Walker Rakes in Cash and Koch Support
Walker’s wealthy campaign is responsible for about half of the amount raised in the 2012 governor’s race, according to the WDC. Walker’s $31 million war chest dwarfs that of his opponent, Milwaukee Mayor and Democrat Tom Barrett, who raised nearly $4 million.
In comparison, the total raised by seven candidates in the 2010 Wisconsin gubernatorial race, which featured Walker and Barrett, came to $37.4 million and was the most expensive race in the state on record. Barrett and his running mate raised $7.2 million, and Walker’s campaign raised $11.3 million.
For the recall campaign, Walker took advantage of a loophole in Wisconsin law that allows public officials targeted for a recall to raise unlimited amounts of campaign cash. The WDC and other groups are calling on lawmakers to close the loophole.
Walker has also benefited from millions of dollars in independent spending from out-of-state conservative groups such as the Republican Governors Association and Americans for Prosperity. Both groups do not have to reveal their donors, but it’s now known that billionaire right-wing financiers the Koch brothers have given both the groups millions of dollars.
Barrett benefited from an estimated $4.8 million spent by the Greater Wisconsin Committee, mostly on TV ads attacking Walker, according to the WDC.
Barrett and Walker have remained close in the polls despite their fundraising disparities. The latest polling numbers from Public Policy Polling show Barrett trailing Walker at 47 to 50 percent. Polls taken last week ranged from a 49 percent tie between the two candidates and Barrett trailing by as much as 7 points.
Last year, activists gathered nearly one million signatures to put Walker up for a recall vote.
Coalition Demands Campaign Finance Reform
Last week, the WDC and a coalition of Wisconsin community leaders and groups demanded that Walker and Barrett commit to calling for a special legislative session to introduce campaign finance reforms for Wisconsin.
The coalition recommends enacting new disclosure laws so the public can see who is paying for campaigns and political advertising. They also want to close the loophole that allows recall targets like Walker to raise unlimited amounts of campaign cash. The groups also want corporations to notify shareholders about political expenditures and broadcasters to post political advertising records online.
The Federal Election Commission recently approved rules asking major TV stations to post political advertising records online, but the rule only covers major broadcasters in large markets and many Wisconsin stations will be exempt.

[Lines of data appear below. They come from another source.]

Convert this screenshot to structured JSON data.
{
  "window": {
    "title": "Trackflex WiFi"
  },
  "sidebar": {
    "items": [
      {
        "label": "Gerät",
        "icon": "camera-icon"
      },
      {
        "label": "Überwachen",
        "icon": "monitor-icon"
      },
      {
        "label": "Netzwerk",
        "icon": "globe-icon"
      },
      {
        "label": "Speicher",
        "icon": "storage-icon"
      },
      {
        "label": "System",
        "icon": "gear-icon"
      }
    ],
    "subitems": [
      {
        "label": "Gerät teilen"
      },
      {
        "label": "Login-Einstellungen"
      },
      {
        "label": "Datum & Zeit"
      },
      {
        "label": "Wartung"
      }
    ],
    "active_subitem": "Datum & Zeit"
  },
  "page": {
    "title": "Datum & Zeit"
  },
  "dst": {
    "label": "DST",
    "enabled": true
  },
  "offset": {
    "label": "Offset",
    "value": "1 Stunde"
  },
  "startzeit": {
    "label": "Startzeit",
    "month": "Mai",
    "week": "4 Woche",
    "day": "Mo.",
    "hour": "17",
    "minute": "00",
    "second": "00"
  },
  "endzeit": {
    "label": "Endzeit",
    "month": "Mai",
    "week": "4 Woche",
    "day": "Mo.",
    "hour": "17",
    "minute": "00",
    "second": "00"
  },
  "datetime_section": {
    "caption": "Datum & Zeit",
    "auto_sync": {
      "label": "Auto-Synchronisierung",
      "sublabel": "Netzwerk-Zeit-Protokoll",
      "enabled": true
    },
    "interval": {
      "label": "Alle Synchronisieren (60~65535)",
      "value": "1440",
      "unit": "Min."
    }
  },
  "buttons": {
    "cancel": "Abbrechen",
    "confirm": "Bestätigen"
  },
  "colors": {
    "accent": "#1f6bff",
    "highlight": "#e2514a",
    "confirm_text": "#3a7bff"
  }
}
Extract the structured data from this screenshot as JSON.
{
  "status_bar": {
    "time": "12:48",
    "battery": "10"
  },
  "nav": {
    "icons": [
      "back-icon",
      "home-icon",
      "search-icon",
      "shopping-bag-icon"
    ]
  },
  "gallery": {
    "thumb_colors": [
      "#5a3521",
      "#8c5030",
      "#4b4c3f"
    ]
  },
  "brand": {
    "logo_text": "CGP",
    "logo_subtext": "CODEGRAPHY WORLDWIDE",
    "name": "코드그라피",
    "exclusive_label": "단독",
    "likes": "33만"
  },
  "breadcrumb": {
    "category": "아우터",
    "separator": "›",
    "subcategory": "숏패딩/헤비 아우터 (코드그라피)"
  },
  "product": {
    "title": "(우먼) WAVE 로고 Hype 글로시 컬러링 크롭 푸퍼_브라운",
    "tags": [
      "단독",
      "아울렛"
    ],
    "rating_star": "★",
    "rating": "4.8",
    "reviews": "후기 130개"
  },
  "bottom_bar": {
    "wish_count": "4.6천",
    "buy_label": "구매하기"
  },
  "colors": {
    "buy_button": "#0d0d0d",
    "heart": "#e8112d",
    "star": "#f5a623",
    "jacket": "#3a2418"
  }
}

“Providing disclosure and closing loopholes in election fundraising should provide both Democrats and Republicans an opportunity to come together and do something good for democracy in Wisconsin,” said Nino Amato, president of the Coalition of Wisconsin Aging Groups.
Truthout was unable to reach a spokesperson for the Walker campaign and the Barrett campaign did not respond to an inquiry from Truthout. Last week, the Walker campaign told Wisconsin Public Radio that Barrett would support meaningful campaign finance laws if elected. A spokesperson for the Walker campaign dodged the question.